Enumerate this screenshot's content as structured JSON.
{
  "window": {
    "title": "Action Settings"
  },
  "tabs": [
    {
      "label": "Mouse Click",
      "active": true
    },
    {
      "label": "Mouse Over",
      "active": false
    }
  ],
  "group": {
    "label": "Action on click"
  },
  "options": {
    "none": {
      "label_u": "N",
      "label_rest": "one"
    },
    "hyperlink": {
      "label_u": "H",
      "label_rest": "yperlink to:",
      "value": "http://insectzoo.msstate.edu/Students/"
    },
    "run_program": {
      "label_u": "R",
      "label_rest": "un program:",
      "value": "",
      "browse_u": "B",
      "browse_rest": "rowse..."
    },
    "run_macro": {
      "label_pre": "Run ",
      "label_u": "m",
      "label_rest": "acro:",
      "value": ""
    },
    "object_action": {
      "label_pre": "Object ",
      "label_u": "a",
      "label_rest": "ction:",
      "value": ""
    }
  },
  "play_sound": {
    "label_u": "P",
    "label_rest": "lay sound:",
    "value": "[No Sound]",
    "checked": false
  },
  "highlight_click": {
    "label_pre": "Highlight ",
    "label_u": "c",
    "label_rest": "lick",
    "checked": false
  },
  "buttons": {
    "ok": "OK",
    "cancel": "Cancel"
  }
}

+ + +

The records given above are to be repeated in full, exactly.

Enumerate this screenshot's content as structured JSON.
{
  "window": {
    "title": "Action Settings"
  },
  "tabs": [
    {
      "label": "Mouse Click",
      "active": true
    },
    {
      "label": "Mouse Over",
      "active": false
    }
  ],
  "group": {
    "label": "Action on click"
  },
  "options": {
    "none": {
      "label_u": "N",
      "label_rest": "one"
    },
    "hyperlink": {
      "label_u": "H",
      "label_rest": "yperlink to:",
      "value": "http://insectzoo.msstate.edu/Students/"
    },
    "run_program": {
      "label_u": "R",
      "label_rest": "un program:",
      "value": "",
      "browse_u": "B",
      "browse_rest": "rowse..."
    },
    "run_macro": {
      "label_pre": "Run ",
      "label_u": "m",
      "label_rest": "acro:",
      "value": ""
    },
    "object_action": {
      "label_pre": "Object ",
      "label_u": "a",
      "label_rest": "ction:",
      "value": ""
    }
  },
  "play_sound": {
    "label_u": "P",
    "label_rest": "lay sound:",
    "value": "[No Sound]",
    "checked": false
  },
  "highlight_click": {
    "label_pre": "Highlight ",
    "label_u": "c",
    "label_rest": "lick",
    "checked": false
  },
  "buttons": {
    "ok": "OK",
    "cancel": "Cancel"
  }
}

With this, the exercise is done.